Third parties may be deeply involved the in the clinical encounter and in medical decision making. The physician interacts and communicates with these individuals and often is in a position to offer them information, advice, and emotional support. The more deeply involved the individual is in the clinical encounter and in medical decision making, the stronger the argument against sexual or romantic contact between the physician and a key third party.
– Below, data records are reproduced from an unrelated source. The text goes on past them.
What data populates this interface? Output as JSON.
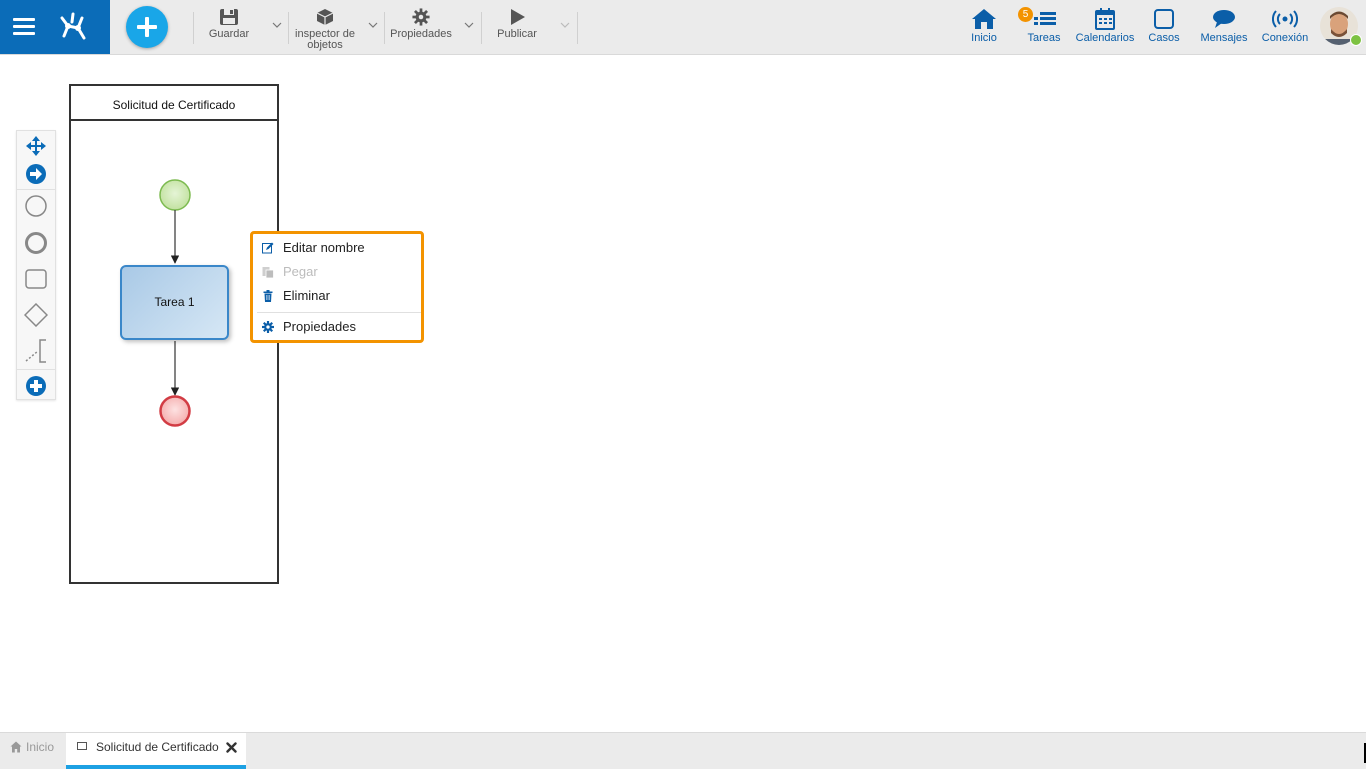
{
  "toolbar": {
    "save_label": "Guardar",
    "inspector_label_line1": "inspector de",
    "inspector_label_line2": "objetos",
    "properties_label": "Propiedades",
    "publish_label": "Publicar"
  },
  "nav": {
    "home_label": "Inicio",
    "tasks_label": "Tareas",
    "tasks_badge": "5",
    "calendars_label": "Calendarios",
    "cases_label": "Casos",
    "messages_label": "Mensajes",
    "connection_label": "Conexión"
  },
  "diagram": {
    "pool_title": "Solicitud de Certificado",
    "task_label": "Tarea 1"
  },
  "context_menu": {
    "items": [
      {
        "label": "Editar nombre",
        "icon": "edit-icon",
        "enabled": true
      },
      {
        "label": "Pegar",
        "icon": "paste-icon",
        "enabled": false
      },
      {
        "label": "Eliminar",
        "icon": "trash-icon",
        "enabled": true
      },
      {
        "label": "Propiedades",
        "icon": "gear-icon",
        "enabled": true
      }
    ]
  },
  "tabs": {
    "home_label": "Inicio",
    "active_label": "Solicitud de Certificado"
  },
  "colors": {
    "brand_blue": "#0b6cb8",
    "add_button": "#19a6e8",
    "menu_highlight": "#f39300",
    "start_event": "#c9e7a9",
    "end_event": "#f7b6b6",
    "active_tab_bar": "#1da1e3"
  }
}
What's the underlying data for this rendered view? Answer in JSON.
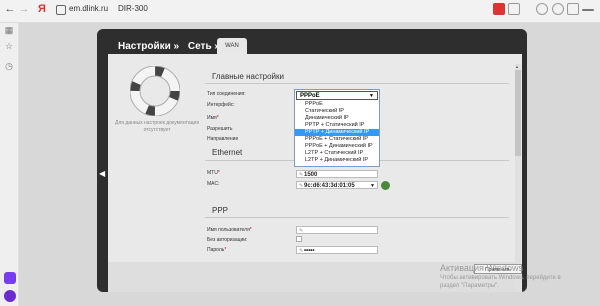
{
  "browser": {
    "back": "←",
    "forward": "→",
    "reload": "C",
    "yandex_logo": "Я",
    "url": "em.dlink.ru",
    "page_title": "DIR-300"
  },
  "breadcrumb": {
    "settings": "Настройки »",
    "network": "Сеть »"
  },
  "tab": {
    "label": "WAN"
  },
  "left_note": "Для данных настроек документация отсутствует",
  "main_settings": {
    "heading": "Главные настройки",
    "connection_type_label": "Тип соединения:",
    "interface_label": "Интерфейс:",
    "name_label": "Имя",
    "allow_label": "Разрешить",
    "direction_label": "Направление",
    "selected_value": "PPPoE",
    "options": [
      "PPPoE",
      "Статический IP",
      "Динамический IP",
      "PPTP + Статический IP",
      "PPTP + Динамический IP",
      "PPPoE + Статический IP",
      "PPPoE + Динамический IP",
      "L2TP + Статический IP",
      "L2TP + Динамический IP"
    ],
    "highlighted_index": 4
  },
  "ethernet": {
    "heading": "Ethernet",
    "mtu_label": "MTU",
    "mtu_value": "1500",
    "mac_label": "MAC:",
    "mac_value": "9c:d6:43:3d:01:05"
  },
  "ppp": {
    "heading": "PPP",
    "username_label": "Имя пользователя",
    "noauth_label": "Без авторизации:",
    "password_label": "Пароль",
    "password_value": "•••••"
  },
  "apply_button": "Применить",
  "activation": {
    "line1": "Активация Windows",
    "line2": "Чтобы активировать Windows, перейдите в",
    "line3": "раздел \"Параметры\"."
  },
  "icons": {
    "lifebuoy": "lifebuoy-icon",
    "globe": "globe-icon",
    "required_mark": "*"
  },
  "colors": {
    "frame": "#2e2e2e",
    "highlight": "#3399ff",
    "required": "#cc0000"
  }
}
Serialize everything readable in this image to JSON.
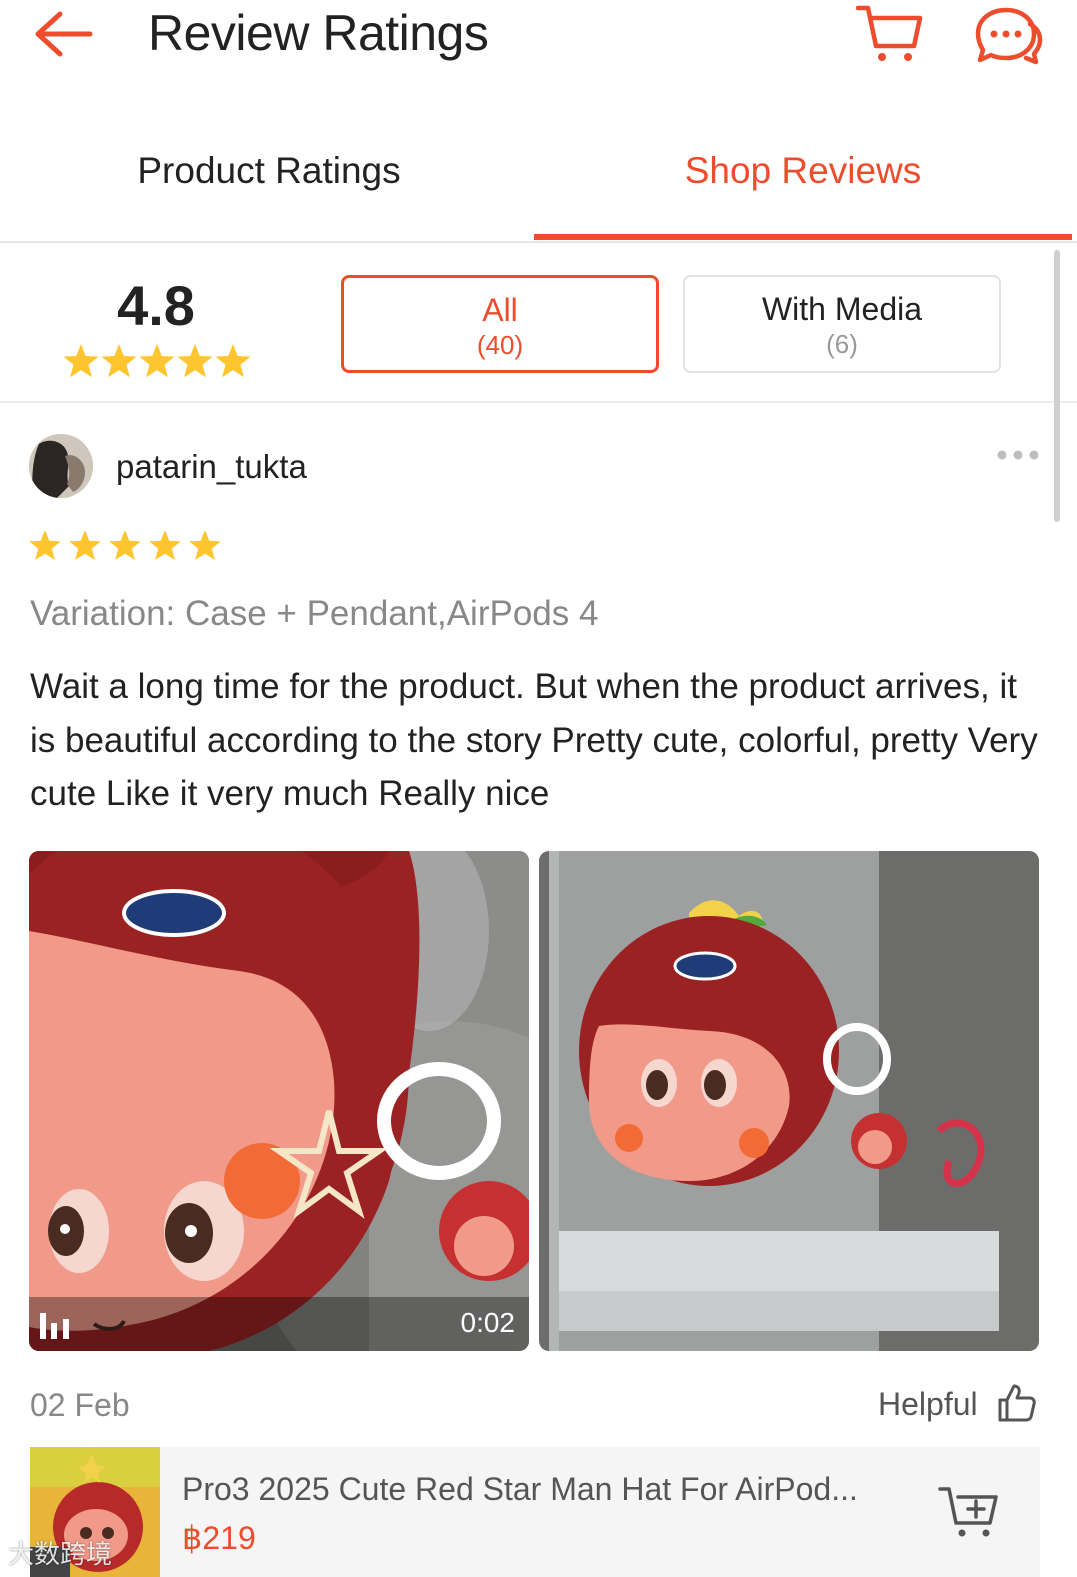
{
  "header": {
    "title": "Review Ratings",
    "back_icon": "arrow-left-icon",
    "cart_icon": "cart-icon",
    "chat_icon": "chat-icon",
    "accent_color": "#ee4d2d"
  },
  "tabs": [
    {
      "label": "Product Ratings",
      "active": false
    },
    {
      "label": "Shop Reviews",
      "active": true
    }
  ],
  "summary": {
    "score": "4.8",
    "stars": 5,
    "filters": [
      {
        "label": "All",
        "count": "(40)",
        "selected": true
      },
      {
        "label": "With Media",
        "count": "(6)",
        "selected": false
      }
    ]
  },
  "review": {
    "username": "patarin_tukta",
    "rating": 5,
    "variation": "Variation: Case + Pendant,AirPods 4",
    "text": "Wait a long time for the product. But when the product arrives, it is beautiful according to the story Pretty cute, colorful, pretty Very cute Like it very much Really nice",
    "media": [
      {
        "type": "video",
        "duration": "0:02"
      },
      {
        "type": "image"
      }
    ],
    "date": "02 Feb",
    "helpful_label": "Helpful"
  },
  "product": {
    "name": "Pro3 2025 Cute Red Star Man Hat For AirPod...",
    "price": "฿219"
  },
  "watermark": "大数跨境"
}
Physicians should avoid sexual or romantic relations with any individual whose decisions directly affect the health and welfare of the patient. 

For these reasons, physicians should refrain from sexual or romantic interactions with key third parties when the interaction would exploit trust, knowledge, influence, or emotions derived from a professional relationship with the third party or could compromise the patient’s care. 

Before initiating a relationship with a key third party, physicians should take into account: 

  1. The nature of the patient’s medical problem and the likely effect on patient care. 
  2. The length of the professional relationship. 
  3. The degree of the third party’s emotional dependence on the physician. 
  4. The importance of the clinical encounter to the third party and the patient. 
  5. Whether the patient-physician relationship can be terminated in keeping with ethics guidance and what implications doing so would have for patient.
AMA Principles of Medical Ethics: I, II
Read the Principles